## Exercise objective
What is needed is an exact printout of all the data.

## Dataset entries
☆ ☆ ☆ ☆ ☆

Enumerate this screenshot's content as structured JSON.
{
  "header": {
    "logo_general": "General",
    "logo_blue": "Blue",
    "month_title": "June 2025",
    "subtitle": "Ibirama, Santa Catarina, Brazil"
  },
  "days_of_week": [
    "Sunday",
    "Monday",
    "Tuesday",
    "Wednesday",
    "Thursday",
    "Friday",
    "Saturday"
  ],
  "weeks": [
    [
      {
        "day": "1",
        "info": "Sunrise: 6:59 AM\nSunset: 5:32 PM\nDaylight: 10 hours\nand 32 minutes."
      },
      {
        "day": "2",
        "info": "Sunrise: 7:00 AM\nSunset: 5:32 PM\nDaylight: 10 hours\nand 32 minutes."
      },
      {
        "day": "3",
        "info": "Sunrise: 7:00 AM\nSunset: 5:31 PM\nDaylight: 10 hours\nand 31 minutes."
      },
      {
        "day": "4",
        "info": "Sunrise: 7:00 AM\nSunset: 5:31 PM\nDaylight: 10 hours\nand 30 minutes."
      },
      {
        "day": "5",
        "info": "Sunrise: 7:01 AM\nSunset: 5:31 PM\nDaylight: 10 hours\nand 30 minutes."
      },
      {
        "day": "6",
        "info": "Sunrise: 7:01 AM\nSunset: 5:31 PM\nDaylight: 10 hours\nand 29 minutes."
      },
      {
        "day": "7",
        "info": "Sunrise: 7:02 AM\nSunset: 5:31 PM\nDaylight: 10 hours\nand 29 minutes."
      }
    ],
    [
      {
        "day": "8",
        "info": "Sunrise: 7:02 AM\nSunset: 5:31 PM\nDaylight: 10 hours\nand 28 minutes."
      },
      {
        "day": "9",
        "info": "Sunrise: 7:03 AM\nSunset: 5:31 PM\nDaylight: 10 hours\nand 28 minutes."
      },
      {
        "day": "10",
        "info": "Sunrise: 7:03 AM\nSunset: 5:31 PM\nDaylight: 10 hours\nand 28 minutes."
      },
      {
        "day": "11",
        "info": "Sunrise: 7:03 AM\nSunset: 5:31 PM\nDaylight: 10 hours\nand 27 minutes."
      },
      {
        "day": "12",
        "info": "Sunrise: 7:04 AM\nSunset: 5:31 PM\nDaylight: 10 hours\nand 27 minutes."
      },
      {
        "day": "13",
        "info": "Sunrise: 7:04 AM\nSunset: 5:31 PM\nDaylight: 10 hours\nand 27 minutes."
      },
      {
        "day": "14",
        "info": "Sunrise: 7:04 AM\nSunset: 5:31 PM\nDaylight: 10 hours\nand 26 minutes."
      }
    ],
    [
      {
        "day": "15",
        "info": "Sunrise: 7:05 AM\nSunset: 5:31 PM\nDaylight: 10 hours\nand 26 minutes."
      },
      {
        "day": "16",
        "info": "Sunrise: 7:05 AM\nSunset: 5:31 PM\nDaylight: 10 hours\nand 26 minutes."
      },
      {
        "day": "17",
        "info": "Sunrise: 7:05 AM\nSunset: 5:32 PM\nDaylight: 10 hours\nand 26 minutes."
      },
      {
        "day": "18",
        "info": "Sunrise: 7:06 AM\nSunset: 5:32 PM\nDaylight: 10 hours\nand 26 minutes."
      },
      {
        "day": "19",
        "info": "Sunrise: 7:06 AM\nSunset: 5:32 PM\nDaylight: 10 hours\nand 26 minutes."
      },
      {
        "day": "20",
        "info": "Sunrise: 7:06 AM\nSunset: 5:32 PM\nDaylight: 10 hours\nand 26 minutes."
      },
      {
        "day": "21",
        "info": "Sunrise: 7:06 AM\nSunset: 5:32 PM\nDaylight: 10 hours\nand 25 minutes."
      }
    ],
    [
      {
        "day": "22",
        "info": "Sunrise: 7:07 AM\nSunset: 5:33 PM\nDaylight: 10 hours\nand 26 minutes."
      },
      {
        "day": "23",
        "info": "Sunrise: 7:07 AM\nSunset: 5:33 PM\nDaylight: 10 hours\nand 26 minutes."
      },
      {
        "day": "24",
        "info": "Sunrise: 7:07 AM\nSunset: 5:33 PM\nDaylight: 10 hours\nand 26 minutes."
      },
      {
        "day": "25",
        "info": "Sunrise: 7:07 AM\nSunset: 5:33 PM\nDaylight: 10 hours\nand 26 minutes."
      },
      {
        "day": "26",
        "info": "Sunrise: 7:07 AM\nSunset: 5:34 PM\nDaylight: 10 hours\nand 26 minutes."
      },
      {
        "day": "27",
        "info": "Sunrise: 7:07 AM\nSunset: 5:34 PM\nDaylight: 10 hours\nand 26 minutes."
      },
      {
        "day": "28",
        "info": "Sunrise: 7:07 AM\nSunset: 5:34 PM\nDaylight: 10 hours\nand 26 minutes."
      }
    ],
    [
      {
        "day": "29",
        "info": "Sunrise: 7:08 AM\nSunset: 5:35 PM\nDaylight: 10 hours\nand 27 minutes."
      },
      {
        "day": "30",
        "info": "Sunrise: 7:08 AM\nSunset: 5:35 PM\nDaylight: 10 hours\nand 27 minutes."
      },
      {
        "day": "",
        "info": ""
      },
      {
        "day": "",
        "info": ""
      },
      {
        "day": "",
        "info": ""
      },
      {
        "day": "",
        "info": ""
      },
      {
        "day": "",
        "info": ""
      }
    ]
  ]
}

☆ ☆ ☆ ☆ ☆

## Solved exercise
Enumerate this screenshot's content as structured JSON.
{
  "header": {
    "logo_general": "General",
    "logo_blue": "Blue",
    "month_title": "June 2025",
    "subtitle": "Ibirama, Santa Catarina, Brazil"
  },
  "days_of_week": [
    "Sunday",
    "Monday",
    "Tuesday",
    "Wednesday",
    "Thursday",
    "Friday",
    "Saturday"
  ],
  "weeks": [
    [
      {
        "day": "1",
        "info": "Sunrise: 6:59 AM\nSunset: 5:32 PM\nDaylight: 10 hours\nand 32 minutes."
      },
      {
        "day": "2",
        "info": "Sunrise: 7:00 AM\nSunset: 5:32 PM\nDaylight: 10 hours\nand 32 minutes."
      },
      {
        "day": "3",
        "info": "Sunrise: 7:00 AM\nSunset: 5:31 PM\nDaylight: 10 hours\nand 31 minutes."
      },
      {
        "day": "4",
        "info": "Sunrise: 7:00 AM\nSunset: 5:31 PM\nDaylight: 10 hours\nand 30 minutes."
      },
      {
        "day": "5",
        "info": "Sunrise: 7:01 AM\nSunset: 5:31 PM\nDaylight: 10 hours\nand 30 minutes."
      },
      {
        "day": "6",
        "info": "Sunrise: 7:01 AM\nSunset: 5:31 PM\nDaylight: 10 hours\nand 29 minutes."
      },
      {
        "day": "7",
        "info": "Sunrise: 7:02 AM\nSunset: 5:31 PM\nDaylight: 10 hours\nand 29 minutes."
      }
    ],
    [
      {
        "day": "8",
        "info": "Sunrise: 7:02 AM\nSunset: 5:31 PM\nDaylight: 10 hours\nand 28 minutes."
      },
      {
        "day": "9",
        "info": "Sunrise: 7:03 AM\nSunset: 5:31 PM\nDaylight: 10 hours\nand 28 minutes."
      },
      {
        "day": "10",
        "info": "Sunrise: 7:03 AM\nSunset: 5:31 PM\nDaylight: 10 hours\nand 28 minutes."
      },
      {
        "day": "11",
        "info": "Sunrise: 7:03 AM\nSunset: 5:31 PM\nDaylight: 10 hours\nand 27 minutes."
      },
      {
        "day": "12",
        "info": "Sunrise: 7:04 AM\nSunset: 5:31 PM\nDaylight: 10 hours\nand 27 minutes."
      },
      {
        "day": "13",
        "info": "Sunrise: 7:04 AM\nSunset: 5:31 PM\nDaylight: 10 hours\nand 27 minutes."
      },
      {
        "day": "14",
        "info": "Sunrise: 7:04 AM\nSunset: 5:31 PM\nDaylight: 10 hours\nand 26 minutes."
      }
    ],
    [
      {
        "day": "15",
        "info": "Sunrise: 7:05 AM\nSunset: 5:31 PM\nDaylight: 10 hours\nand 26 minutes."
      },
      {
        "day": "16",
        "info": "Sunrise: 7:05 AM\nSunset: 5:31 PM\nDaylight: 10 hours\nand 26 minutes."
      },
      {
        "day": "17",
        "info": "Sunrise: 7:05 AM\nSunset: 5:32 PM\nDaylight: 10 hours\nand 26 minutes."
      },
      {
        "day": "18",
        "info": "Sunrise: 7:06 AM\nSunset: 5:32 PM\nDaylight: 10 hours\nand 26 minutes."
      },
      {
        "day": "19",
        "info": "Sunrise: 7:06 AM\nSunset: 5:32 PM\nDaylight: 10 hours\nand 26 minutes."
      },
      {
        "day": "20",
        "info": "Sunrise: 7:06 AM\nSunset: 5:32 PM\nDaylight: 10 hours\nand 26 minutes."
      },
      {
        "day": "21",
        "info": "Sunrise: 7:06 AM\nSunset: 5:32 PM\nDaylight: 10 hours\nand 25 minutes."
      }
    ],
    [
      {
        "day": "22",
        "info": "Sunrise: 7:07 AM\nSunset: 5:33 PM\nDaylight: 10 hours\nand 26 minutes."
      },
      {
        "day": "23",
        "info": "Sunrise: 7:07 AM\nSunset: 5:33 PM\nDaylight: 10 hours\nand 26 minutes."
      },
      {
        "day": "24",
        "info": "Sunrise: 7:07 AM\nSunset: 5:33 PM\nDaylight: 10 hours\nand 26 minutes."
      },
      {
        "day": "25",
        "info": "Sunrise: 7:07 AM\nSunset: 5:33 PM\nDaylight: 10 hours\nand 26 minutes."
      },
      {
        "day": "26",
        "info": "Sunrise: 7:07 AM\nSunset: 5:34 PM\nDaylight: 10 hours\nand 26 minutes."
      },
      {
        "day": "27",
        "info": "Sunrise: 7:07 AM\nSunset: 5:34 PM\nDaylight: 10 hours\nand 26 minutes."
      },
      {
        "day": "28",
        "info": "Sunrise: 7:07 AM\nSunset: 5:34 PM\nDaylight: 10 hours\nand 26 minutes."
      }
    ],
    [
      {
        "day": "29",
        "info": "Sunrise: 7:08 AM\nSunset: 5:35 PM\nDaylight: 10 hours\nand 27 minutes."
      },
      {
        "day": "30",
        "info": "Sunrise: 7:08 AM\nSunset: 5:35 PM\nDaylight: 10 hours\nand 27 minutes."
      },
      {
        "day": "",
        "info": ""
      },
      {
        "day": "",
        "info": ""
      },
      {
        "day": "",
        "info": ""
      },
      {
        "day": "",
        "info": ""
      },
      {
        "day": "",
        "info": ""
      }
    ]
  ]
}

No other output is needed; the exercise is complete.